Material for this task Start Marker
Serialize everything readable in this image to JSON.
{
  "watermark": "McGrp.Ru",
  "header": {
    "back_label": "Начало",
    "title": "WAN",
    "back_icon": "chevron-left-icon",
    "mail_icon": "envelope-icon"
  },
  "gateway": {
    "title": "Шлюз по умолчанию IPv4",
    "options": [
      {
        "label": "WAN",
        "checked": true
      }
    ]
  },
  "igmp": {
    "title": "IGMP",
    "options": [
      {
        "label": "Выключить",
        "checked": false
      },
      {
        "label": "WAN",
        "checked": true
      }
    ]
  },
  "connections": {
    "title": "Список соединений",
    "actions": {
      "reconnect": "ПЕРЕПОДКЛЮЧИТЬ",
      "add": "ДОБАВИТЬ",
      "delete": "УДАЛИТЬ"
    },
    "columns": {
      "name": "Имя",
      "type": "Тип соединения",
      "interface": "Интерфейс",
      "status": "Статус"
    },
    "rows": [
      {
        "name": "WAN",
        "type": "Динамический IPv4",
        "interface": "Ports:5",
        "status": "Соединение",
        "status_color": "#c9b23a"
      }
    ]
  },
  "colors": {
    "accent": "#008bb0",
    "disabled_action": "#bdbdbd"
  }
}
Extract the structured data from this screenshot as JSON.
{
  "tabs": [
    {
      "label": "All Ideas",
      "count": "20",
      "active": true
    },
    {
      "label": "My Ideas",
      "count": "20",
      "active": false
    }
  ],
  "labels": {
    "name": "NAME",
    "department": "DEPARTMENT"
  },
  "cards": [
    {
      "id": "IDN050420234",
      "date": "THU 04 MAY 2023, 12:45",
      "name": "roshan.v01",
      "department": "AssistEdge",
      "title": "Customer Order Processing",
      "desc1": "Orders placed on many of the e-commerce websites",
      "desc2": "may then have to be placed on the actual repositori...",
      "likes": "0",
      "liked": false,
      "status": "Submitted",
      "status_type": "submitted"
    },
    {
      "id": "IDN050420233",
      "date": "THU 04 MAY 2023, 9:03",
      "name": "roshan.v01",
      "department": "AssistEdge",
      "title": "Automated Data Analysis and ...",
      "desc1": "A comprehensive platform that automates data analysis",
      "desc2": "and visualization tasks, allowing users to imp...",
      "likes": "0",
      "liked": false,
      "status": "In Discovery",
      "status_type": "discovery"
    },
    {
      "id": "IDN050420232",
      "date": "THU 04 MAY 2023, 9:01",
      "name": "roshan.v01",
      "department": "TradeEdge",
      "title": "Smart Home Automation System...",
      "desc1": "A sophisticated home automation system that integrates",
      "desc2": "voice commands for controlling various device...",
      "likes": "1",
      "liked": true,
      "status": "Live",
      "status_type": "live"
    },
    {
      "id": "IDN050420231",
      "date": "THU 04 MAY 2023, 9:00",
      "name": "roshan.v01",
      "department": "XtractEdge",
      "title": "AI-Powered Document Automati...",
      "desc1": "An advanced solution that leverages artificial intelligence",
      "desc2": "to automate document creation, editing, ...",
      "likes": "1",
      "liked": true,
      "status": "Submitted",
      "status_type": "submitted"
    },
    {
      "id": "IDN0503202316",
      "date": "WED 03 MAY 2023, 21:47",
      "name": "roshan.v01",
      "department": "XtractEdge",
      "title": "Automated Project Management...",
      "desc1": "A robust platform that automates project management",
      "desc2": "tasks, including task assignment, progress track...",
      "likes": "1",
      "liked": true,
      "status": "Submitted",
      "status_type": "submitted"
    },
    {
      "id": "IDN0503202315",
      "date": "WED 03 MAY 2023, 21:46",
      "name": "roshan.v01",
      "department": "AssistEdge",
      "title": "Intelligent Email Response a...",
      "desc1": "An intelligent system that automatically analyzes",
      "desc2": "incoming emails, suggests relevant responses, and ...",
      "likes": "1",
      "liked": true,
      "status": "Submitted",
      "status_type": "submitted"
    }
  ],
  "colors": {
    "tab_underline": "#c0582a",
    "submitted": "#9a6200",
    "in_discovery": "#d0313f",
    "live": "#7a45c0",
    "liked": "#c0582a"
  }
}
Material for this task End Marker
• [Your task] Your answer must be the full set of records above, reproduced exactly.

• [Written answer]
Serialize everything readable in this image to JSON.
{
  "watermark": "McGrp.Ru",
  "header": {
    "back_label": "Начало",
    "title": "WAN",
    "back_icon": "chevron-left-icon",
    "mail_icon": "envelope-icon"
  },
  "gateway": {
    "title": "Шлюз по умолчанию IPv4",
    "options": [
      {
        "label": "WAN",
        "checked": true
      }
    ]
  },
  "igmp": {
    "title": "IGMP",
    "options": [
      {
        "label": "Выключить",
        "checked": false
      },
      {
        "label": "WAN",
        "checked": true
      }
    ]
  },
  "connections": {
    "title": "Список соединений",
    "actions": {
      "reconnect": "ПЕРЕПОДКЛЮЧИТЬ",
      "add": "ДОБАВИТЬ",
      "delete": "УДАЛИТЬ"
    },
    "columns": {
      "name": "Имя",
      "type": "Тип соединения",
      "interface": "Интерфейс",
      "status": "Статус"
    },
    "rows": [
      {
        "name": "WAN",
        "type": "Динамический IPv4",
        "interface": "Ports:5",
        "status": "Соединение",
        "status_color": "#c9b23a"
      }
    ]
  },
  "colors": {
    "accent": "#008bb0",
    "disabled_action": "#bdbdbd"
  }
}
Extract the structured data from this screenshot as JSON.
{
  "tabs": [
    {
      "label": "All Ideas",
      "count": "20",
      "active": true
    },
    {
      "label": "My Ideas",
      "count": "20",
      "active": false
    }
  ],
  "labels": {
    "name": "NAME",
    "department": "DEPARTMENT"
  },
  "cards": [
    {
      "id": "IDN050420234",
      "date": "THU 04 MAY 2023, 12:45",
      "name": "roshan.v01",
      "department": "AssistEdge",
      "title": "Customer Order Processing",
      "desc1": "Orders placed on many of the e-commerce websites",
      "desc2": "may then have to be placed on the actual repositori...",
      "likes": "0",
      "liked": false,
      "status": "Submitted",
      "status_type": "submitted"
    },
    {
      "id": "IDN050420233",
      "date": "THU 04 MAY 2023, 9:03",
      "name": "roshan.v01",
      "department": "AssistEdge",
      "title": "Automated Data Analysis and ...",
      "desc1": "A comprehensive platform that automates data analysis",
      "desc2": "and visualization tasks, allowing users to imp...",
      "likes": "0",
      "liked": false,
      "status": "In Discovery",
      "status_type": "discovery"
    },
    {
      "id": "IDN050420232",
      "date": "THU 04 MAY 2023, 9:01",
      "name": "roshan.v01",
      "department": "TradeEdge",
      "title": "Smart Home Automation System...",
      "desc1": "A sophisticated home automation system that integrates",
      "desc2": "voice commands for controlling various device...",
      "likes": "1",
      "liked": true,
      "status": "Live",
      "status_type": "live"
    },
    {
      "id": "IDN050420231",
      "date": "THU 04 MAY 2023, 9:00",
      "name": "roshan.v01",
      "department": "XtractEdge",
      "title": "AI-Powered Document Automati...",
      "desc1": "An advanced solution that leverages artificial intelligence",
      "desc2": "to automate document creation, editing, ...",
      "likes": "1",
      "liked": true,
      "status": "Submitted",
      "status_type": "submitted"
    },
    {
      "id": "IDN0503202316",
      "date": "WED 03 MAY 2023, 21:47",
      "name": "roshan.v01",
      "department": "XtractEdge",
      "title": "Automated Project Management...",
      "desc1": "A robust platform that automates project management",
      "desc2": "tasks, including task assignment, progress track...",
      "likes": "1",
      "liked": true,
      "status": "Submitted",
      "status_type": "submitted"
    },
    {
      "id": "IDN0503202315",
      "date": "WED 03 MAY 2023, 21:46",
      "name": "roshan.v01",
      "department": "AssistEdge",
      "title": "Intelligent Email Response a...",
      "desc1": "An intelligent system that automatically analyzes",
      "desc2": "incoming emails, suggests relevant responses, and ...",
      "likes": "1",
      "liked": true,
      "status": "Submitted",
      "status_type": "submitted"
    }
  ],
  "colors": {
    "tab_underline": "#c0582a",
    "submitted": "#9a6200",
    "in_discovery": "#d0313f",
    "live": "#7a45c0",
    "liked": "#c0582a"
  }
}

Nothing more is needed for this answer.